Decent home scope

I regularly use a Tektronix TDS3000 series oscope at work. Engineers coming from a lab environment are going to find the speed and quality of the GA1102CAL to be subpar in comparison; but they're also probably not footing the $5-10k price tag that comes with that class of scope.

Hobbyists or professionals looking for a scope to use at home will find that this basic scope is adequate for basic projects, such as monitoring bust activity, probing breadboard analog systems, digital clocks, etc. The memory depth is the crippling feature on this scope; don't expect to capture and browse signals with this scope.

The accompanying software is of lower quality than the scope itself. Linux support isn't provided and the application itself reminds me of running Windows 3.1 apps on later versions of Windows. But it provides access to the most common functions of the scope and allows you to see the scope's LCD display on your screen in near-real time; certainly sufficient for home use.

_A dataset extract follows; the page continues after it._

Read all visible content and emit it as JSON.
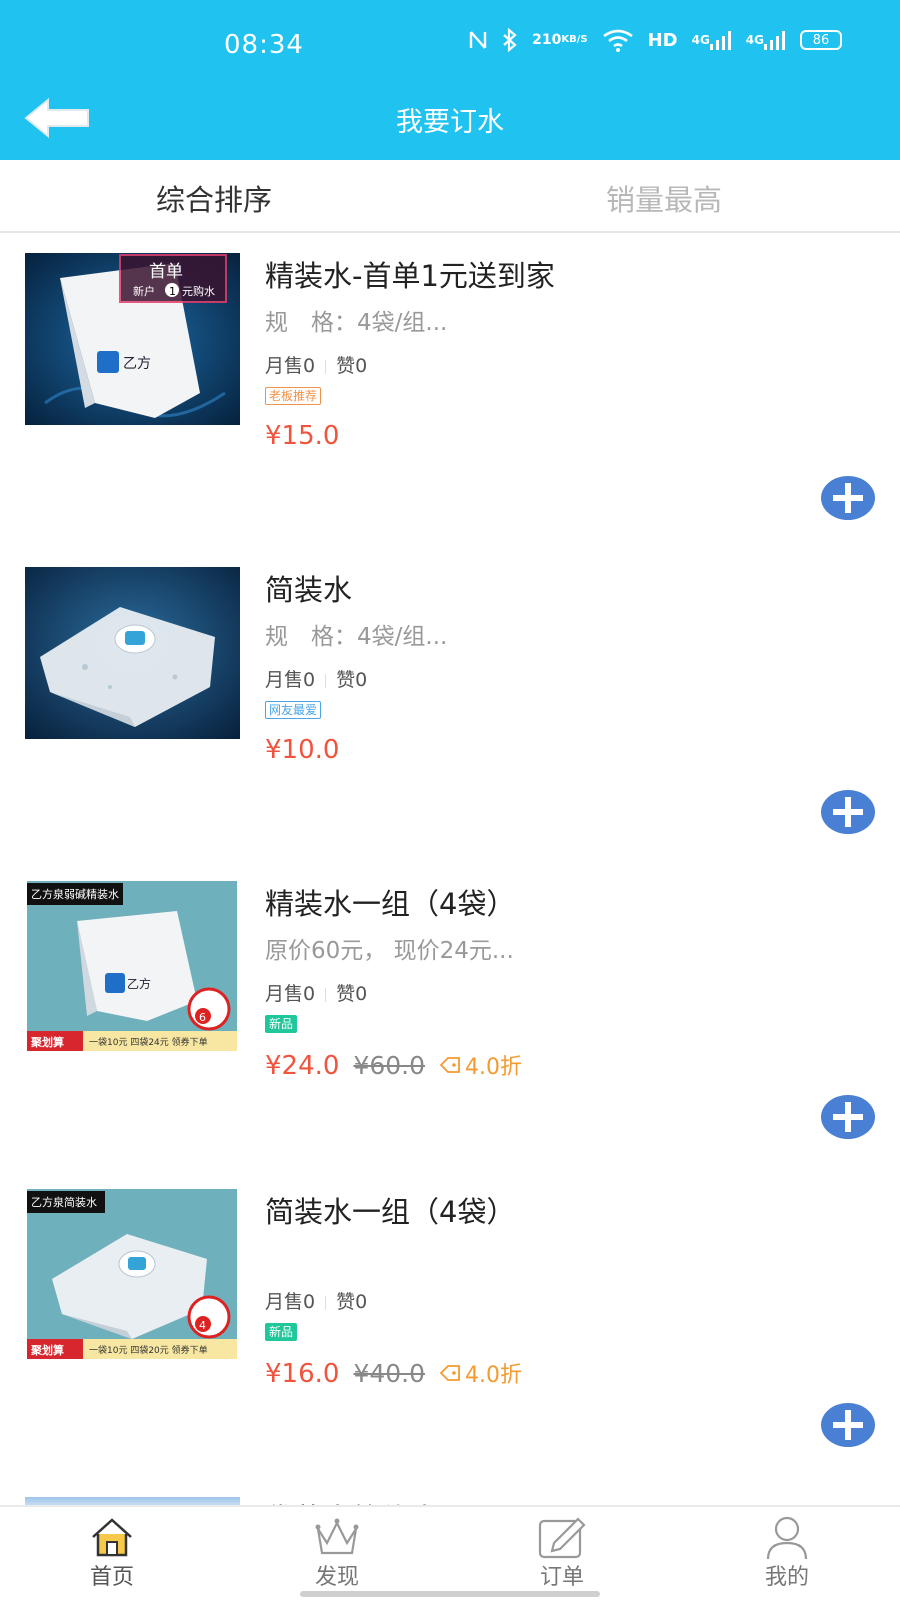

Bottom line: you get what you pay for. Experienced engineers who don't go in expecting the bells and whistles that are found on workplace bench scopes may be disappointed by the 40k memory depth, but hobbyists and budding engineers will find this more than adequate.